Exercise: Among the entries below, which lines include the string "this"? Show each one.

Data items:
== Segment start ==
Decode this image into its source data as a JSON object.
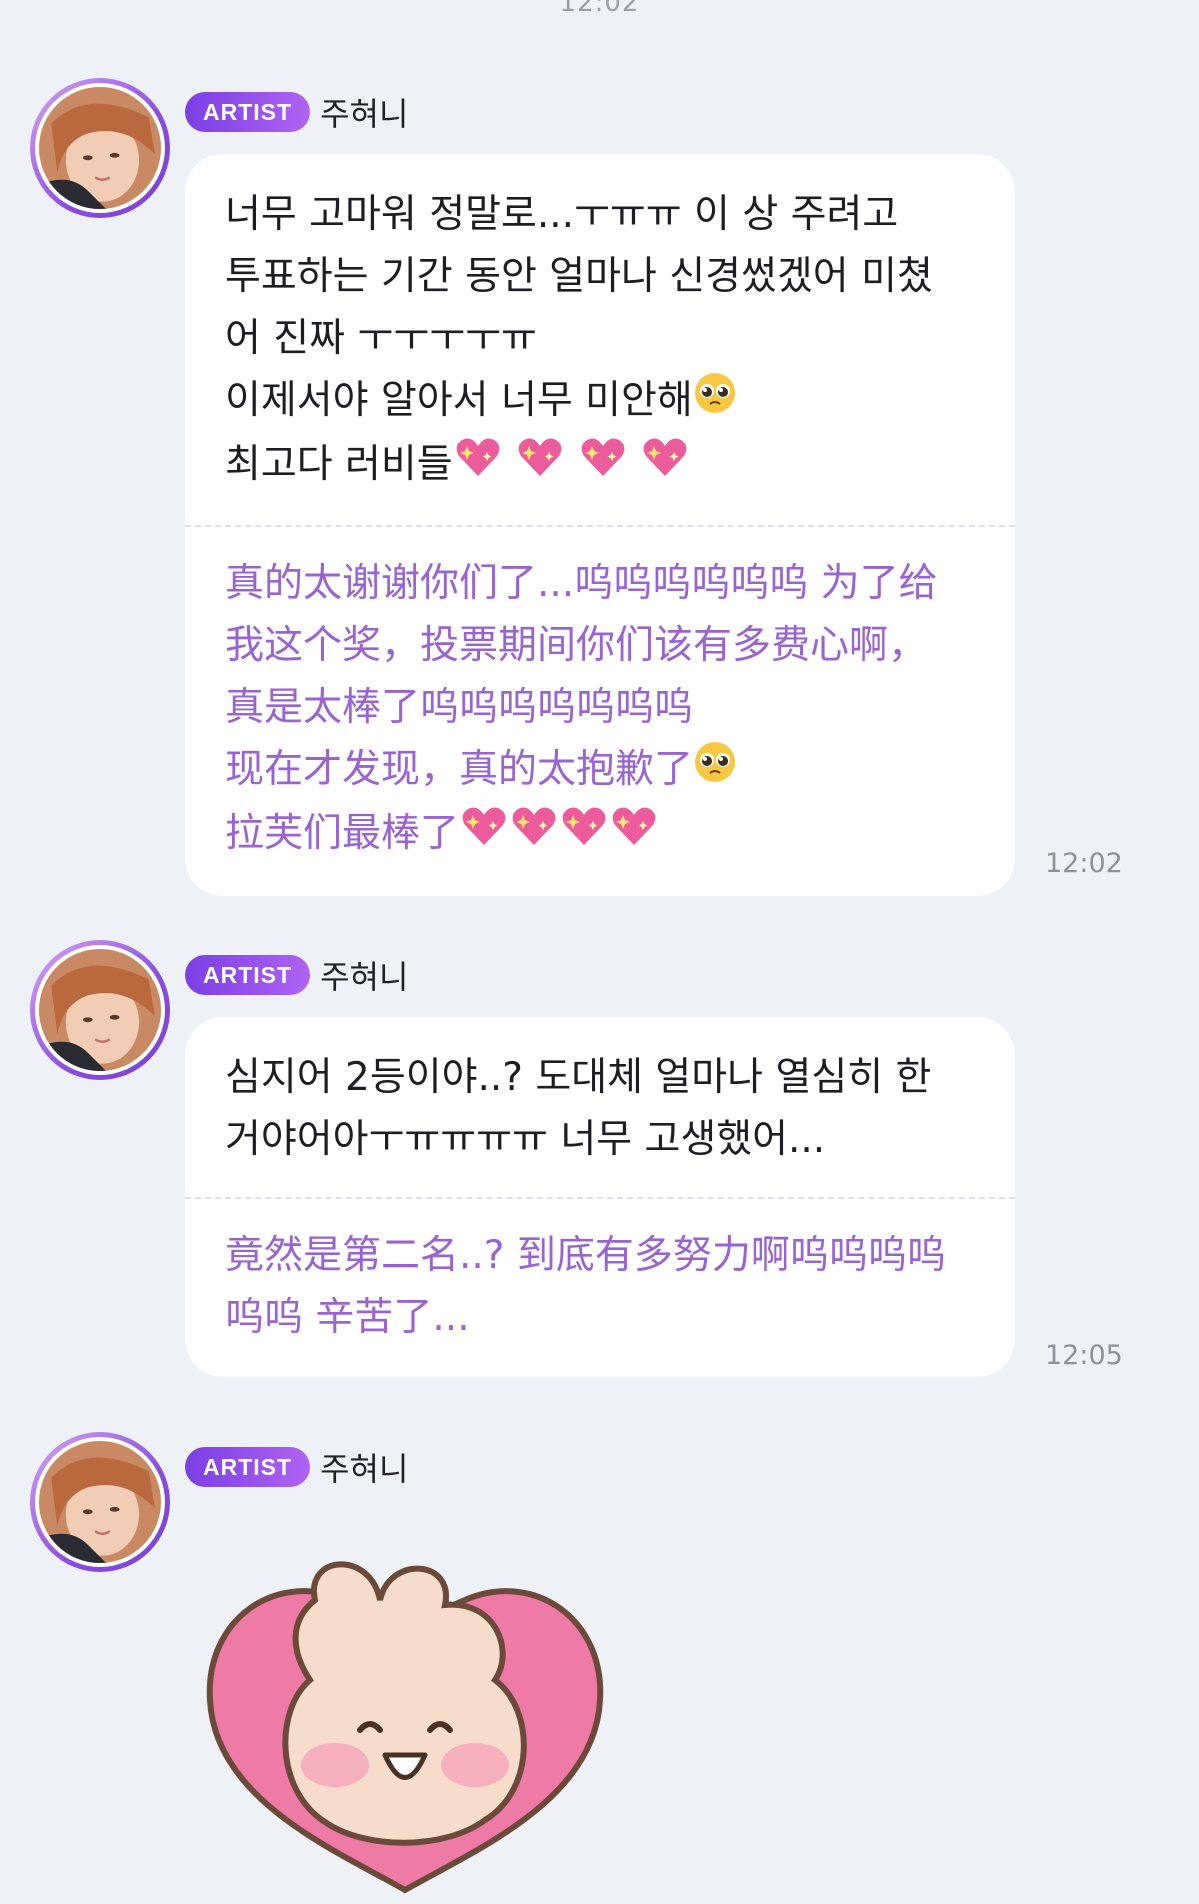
{
  "top_timestamp": "12:02",
  "messages": [
    {
      "badge": "ARTIST",
      "sender": "주혀니",
      "korean_lines": [
        "너무 고마워 정말로...ㅜㅠㅠ 이 상 주려고",
        "투표하는 기간 동안 얼마나 신경썼겠어 미쳤",
        "어 진짜 ㅜㅜㅜㅜㅠ",
        "이제서야 알아서 너무 미안해",
        "최고다 러비들"
      ],
      "chinese_lines": [
        "真的太谢谢你们了...呜呜呜呜呜呜 为了给",
        "我这个奖，投票期间你们该有多费心啊，",
        "真是太棒了呜呜呜呜呜呜呜",
        "现在才发现，真的太抱歉了",
        "拉芙们最棒了"
      ],
      "time": "12:02"
    },
    {
      "badge": "ARTIST",
      "sender": "주혀니",
      "korean_lines": [
        "심지어 2등이야..? 도대체 얼마나 열심히 한",
        "거야어아ㅜㅠㅠㅠㅠ 너무 고생했어..."
      ],
      "chinese_lines": [
        "竟然是第二名..? 到底有多努力啊呜呜呜呜",
        "呜呜 辛苦了..."
      ],
      "time": "12:05"
    },
    {
      "badge": "ARTIST",
      "sender": "주혀니",
      "sticker": "bunny-heart-sticker"
    }
  ],
  "colors": {
    "background": "#eef2f6",
    "badge_start": "#7a3fe4",
    "badge_end": "#b063f2",
    "translation_text": "#9a63d4"
  },
  "icons": [
    "pleading-face-emoji",
    "sparkling-heart-emoji",
    "avatar-photo",
    "bunny-heart-sticker"
  ]
}
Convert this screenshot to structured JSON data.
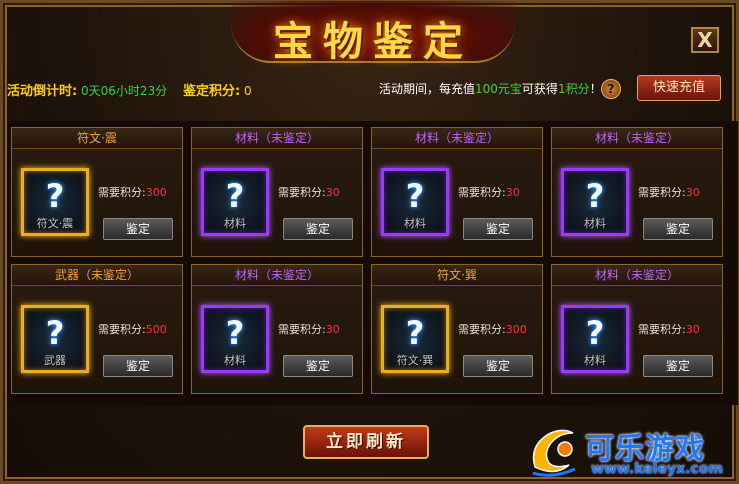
{
  "window": {
    "title": "宝物鉴定",
    "close_label": "X"
  },
  "info": {
    "countdown_label": "活动倒计时:",
    "countdown_value": "0天06小时23分",
    "points_label": "鉴定积分:",
    "points_value": "0",
    "promo_prefix": "活动期间，每充值",
    "promo_amount": "100元宝",
    "promo_middle": "可获得",
    "promo_points": "1积分",
    "promo_suffix": "！",
    "help_icon": "question-icon",
    "recharge_label": "快速充值"
  },
  "cards": [
    {
      "title": "符文·震",
      "rarity": "gold",
      "slot_label": "符文·震",
      "need_label": "需要积分:",
      "need_value": "300",
      "button": "鉴定"
    },
    {
      "title": "材料（未鉴定）",
      "rarity": "purple",
      "slot_label": "材料",
      "need_label": "需要积分:",
      "need_value": "30",
      "button": "鉴定"
    },
    {
      "title": "材料（未鉴定）",
      "rarity": "purple",
      "slot_label": "材料",
      "need_label": "需要积分:",
      "need_value": "30",
      "button": "鉴定"
    },
    {
      "title": "材料（未鉴定）",
      "rarity": "purple",
      "slot_label": "材料",
      "need_label": "需要积分:",
      "need_value": "30",
      "button": "鉴定"
    },
    {
      "title": "武器（未鉴定）",
      "rarity": "gold",
      "slot_label": "武器",
      "need_label": "需要积分:",
      "need_value": "500",
      "button": "鉴定"
    },
    {
      "title": "材料（未鉴定）",
      "rarity": "purple",
      "slot_label": "材料",
      "need_label": "需要积分:",
      "need_value": "30",
      "button": "鉴定"
    },
    {
      "title": "符文·巽",
      "rarity": "gold",
      "slot_label": "符文·巽",
      "need_label": "需要积分:",
      "need_value": "300",
      "button": "鉴定"
    },
    {
      "title": "材料（未鉴定）",
      "rarity": "purple",
      "slot_label": "材料",
      "need_label": "需要积分:",
      "need_value": "30",
      "button": "鉴定"
    }
  ],
  "refresh_label": "立即刷新",
  "watermark": {
    "name": "可乐游戏",
    "url": "www.keleyx.com"
  },
  "colors": {
    "gold": "#e8b020",
    "purple": "#9a3aff",
    "need_value": "#ff3030",
    "title": "#ffd84a"
  }
}
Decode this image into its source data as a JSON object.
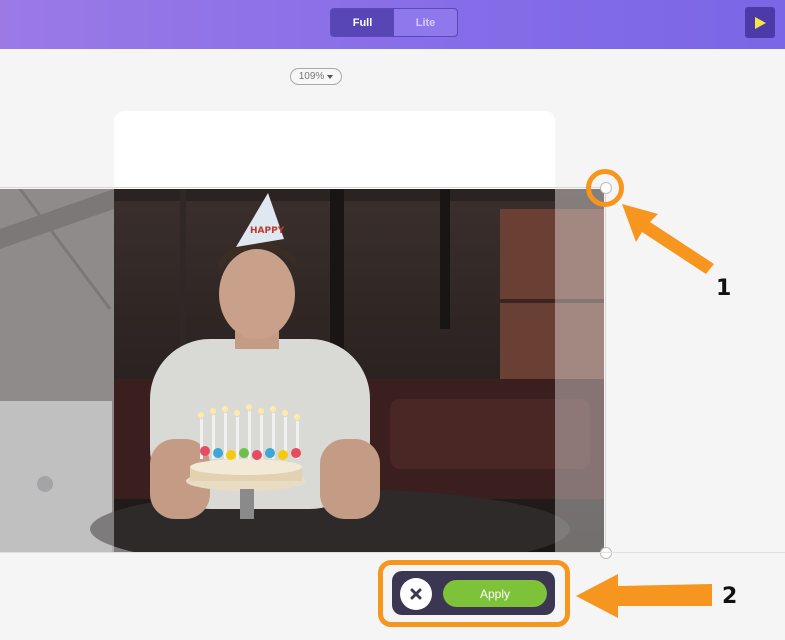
{
  "header": {
    "mode_options": [
      {
        "label": "Full",
        "active": true
      },
      {
        "label": "Lite",
        "active": false
      }
    ],
    "play_icon": "play-icon",
    "accent_color": "#5846b7",
    "play_icon_color": "#f5e44a"
  },
  "canvas": {
    "zoom_label": "109%",
    "image_subject": "man with party hat and birthday cake with candles"
  },
  "crop_actions": {
    "cancel_icon": "close-icon",
    "apply_label": "Apply",
    "apply_color": "#7ec23a"
  },
  "callouts": {
    "first": "1",
    "second": "2",
    "color": "#f7961e"
  }
}
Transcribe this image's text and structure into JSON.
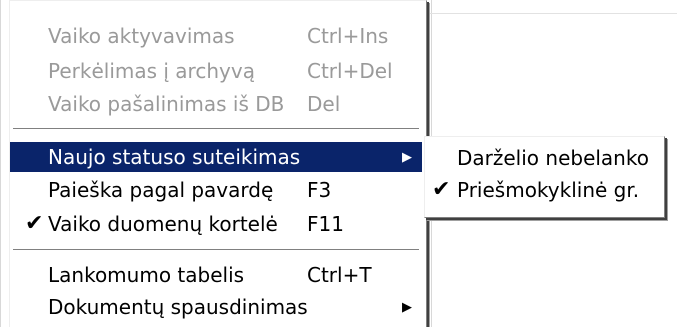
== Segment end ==
Your response:
Decode this image into its source data as a JSON object.
Convert this screenshot to structured JSON data.
Decode this image into its source data as a JSON object.
Transcribe this image's text and structure into JSON.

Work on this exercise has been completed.